* [What needs to be done]:
Each line of the data that mentions the string "this" needs to be identified and copied.
★ ★ ★
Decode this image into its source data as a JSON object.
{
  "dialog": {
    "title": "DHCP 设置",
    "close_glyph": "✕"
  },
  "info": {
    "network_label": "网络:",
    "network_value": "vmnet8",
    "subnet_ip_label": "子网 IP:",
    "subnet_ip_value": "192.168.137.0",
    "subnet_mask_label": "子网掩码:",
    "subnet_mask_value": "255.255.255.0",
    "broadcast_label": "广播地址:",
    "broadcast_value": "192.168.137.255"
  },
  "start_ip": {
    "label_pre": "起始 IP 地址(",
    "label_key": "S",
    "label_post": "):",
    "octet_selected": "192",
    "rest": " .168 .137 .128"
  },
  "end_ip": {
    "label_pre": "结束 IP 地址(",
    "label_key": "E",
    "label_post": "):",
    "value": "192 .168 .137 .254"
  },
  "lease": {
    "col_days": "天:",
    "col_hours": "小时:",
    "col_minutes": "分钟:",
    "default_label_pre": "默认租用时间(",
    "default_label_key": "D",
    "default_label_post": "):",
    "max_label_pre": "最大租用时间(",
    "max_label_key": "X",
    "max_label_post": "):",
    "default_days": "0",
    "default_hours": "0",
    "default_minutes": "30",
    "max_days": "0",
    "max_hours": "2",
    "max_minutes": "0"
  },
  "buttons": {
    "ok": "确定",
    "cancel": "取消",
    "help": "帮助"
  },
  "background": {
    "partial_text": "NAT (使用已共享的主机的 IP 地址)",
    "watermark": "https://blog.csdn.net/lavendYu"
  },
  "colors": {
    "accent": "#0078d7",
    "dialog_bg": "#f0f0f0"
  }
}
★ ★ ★
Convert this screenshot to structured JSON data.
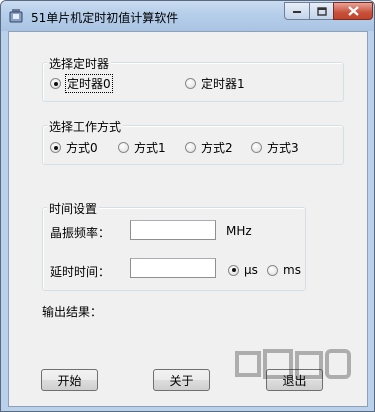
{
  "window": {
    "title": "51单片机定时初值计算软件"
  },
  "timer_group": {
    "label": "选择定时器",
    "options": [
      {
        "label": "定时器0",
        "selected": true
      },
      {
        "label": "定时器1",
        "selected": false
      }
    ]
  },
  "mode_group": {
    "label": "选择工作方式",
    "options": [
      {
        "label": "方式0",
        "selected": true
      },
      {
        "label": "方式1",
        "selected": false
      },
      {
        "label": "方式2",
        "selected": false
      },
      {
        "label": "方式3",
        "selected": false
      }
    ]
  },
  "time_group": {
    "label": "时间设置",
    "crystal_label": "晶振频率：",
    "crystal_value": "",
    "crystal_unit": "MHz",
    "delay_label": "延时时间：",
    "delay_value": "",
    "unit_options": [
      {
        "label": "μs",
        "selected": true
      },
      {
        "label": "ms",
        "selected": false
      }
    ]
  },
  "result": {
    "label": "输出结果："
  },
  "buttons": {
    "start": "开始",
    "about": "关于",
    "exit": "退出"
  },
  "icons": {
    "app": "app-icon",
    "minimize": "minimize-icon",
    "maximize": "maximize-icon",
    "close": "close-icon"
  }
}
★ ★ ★
* [Final answer]:
Decode this image into its source data as a JSON object.
Convert this screenshot to structured JSON data.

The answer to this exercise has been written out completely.